Thailand has confirmed its interest in creating a free trade zone with the Eurasian Economic Union. In July 2017, the Thai government was reportedly working on the final stages of an agreement.
In August 2016, the Ambassador of Tunisia to Russia stated that Tunisia was prepared to sign a trade deal with the Eurasian Economic Union to boost trade prospects. The Ambassador said much progress was made over the past year to create a special economic zone. Egypt just announced such a zone.
Has recently become the EAEU’s first Observer nation, described as a “precursor” to joining the Union as a full member.
In September 2016, the press service of the Eurasian Economic Commission issued a statement after a meeting attended by Chairman of the Board of the Union Tigran Sargsyan and Ambassador of Mongolia to Russia Banzragch Delgermaa that Mongolia was considering seeking membership in the Eurasian Economic Union.
In June 2017, Pakistan had accepted Russia’s proposal to enter into a bilateral Free Trade Agreement. Russia also expressed support for Pakistan’s possible future inclusion in the Eurasian Economic Union.

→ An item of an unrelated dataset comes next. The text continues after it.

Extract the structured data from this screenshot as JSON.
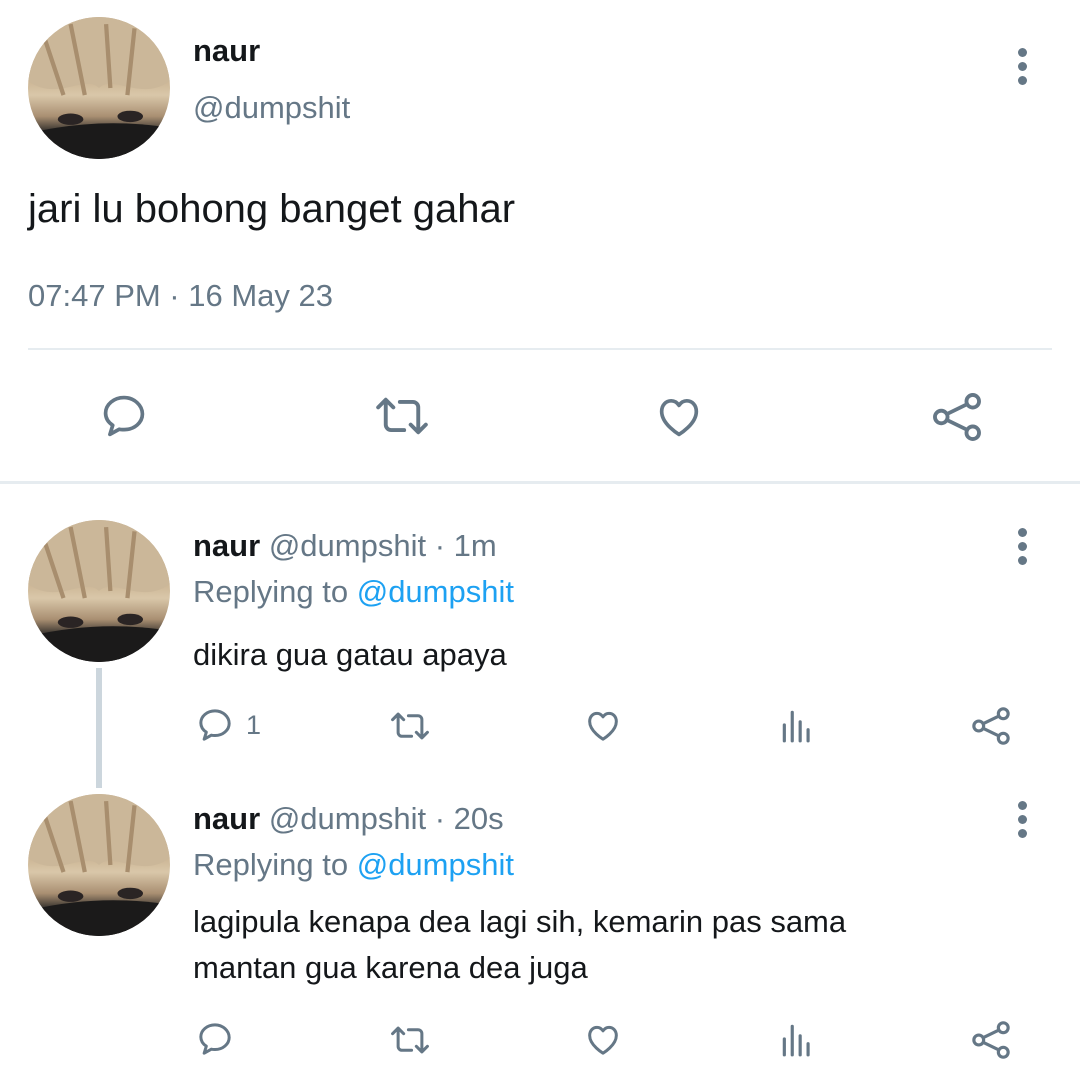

In July 2015, Syrian Prime Minister Wael Halqi said that “Negotiations with Russia on joining the Eurasian Economic Union and customs-free zone are being held. We see this as a benefit and strengthening the relations with friendly states, which will facilitate economic and trade cooperation with them”, during a meeting in Damascus.
Tajikistan plans to join the Eurasian Customs Union. The country has signed the CIS Free Trade Zone Agreement and is close to ratifying the treaty, however a border dispute with EAEU member Kyrgyzstan has arisen as a potential obstacle. Support for joining the bloc remains high in Tajikistan, according to polls conducted by the Eurasian Development Bank in October 2016, showing that 68 percent of people in Tajikistan favored membership.
A statement by the Kazakhstan Presidential Office on the 6 June 2014 said that Kazakhstan President Nursultan Nazarbayev had extended an invitation to the President of Turkey for his country to join the Eurasian Economic Union. The statement was released the day after the fourth summit of the Cooperation Council of Turkic Speaking Nations on June 4 and 5 in the Turkish port city of Bodrum. However Turkey presently has a customs agreement with the European Union. It remains to be seen how and if Turkey can have agreements with both.
Turkmenistan is closely integrated economically with other Central Asian and CIS members. However, Turkmenistan has pursued a policy of political isolation and currently has no stated preference to either join or not join the EAEU. This is a policy not dissimilar to that of Switzerland and the EU.
In December 2016, Uzbekistan’s new President Shavkat Mirziyoyev reportedly revisited the topic of Uzbekistan potentially joining the Eurasian Economic Union. In April 2018, Uzbekistan began reforming it’s import tariffs and regulations to match EAEU norms, in an attempt to develop economic growth and mutual trade with other EAEU members.
These discussions show how geographically broad the EAEU has been in entering into discussions with other nations concerning enhanced co-operation, developing free trade, and membership of the bloc. However, the reach of the EAEU extends further.
In terms of the EAEU and Eurasia, North Africa and Asia, the potential for growth is immense. With many of these nations also now members of the Beijing backed Shanghai Co-Operation Organisation it is becoming obvious that a new world trade order is in the process of emerging. I have examined how the EAEU is making inroads into South America here. It may take time to begin to see the impact of this, however the mechanisms are being put in place. Businesses throughout the region need to keep abreast of these developments as they progress as new trade corridors and opportunities begin to open up.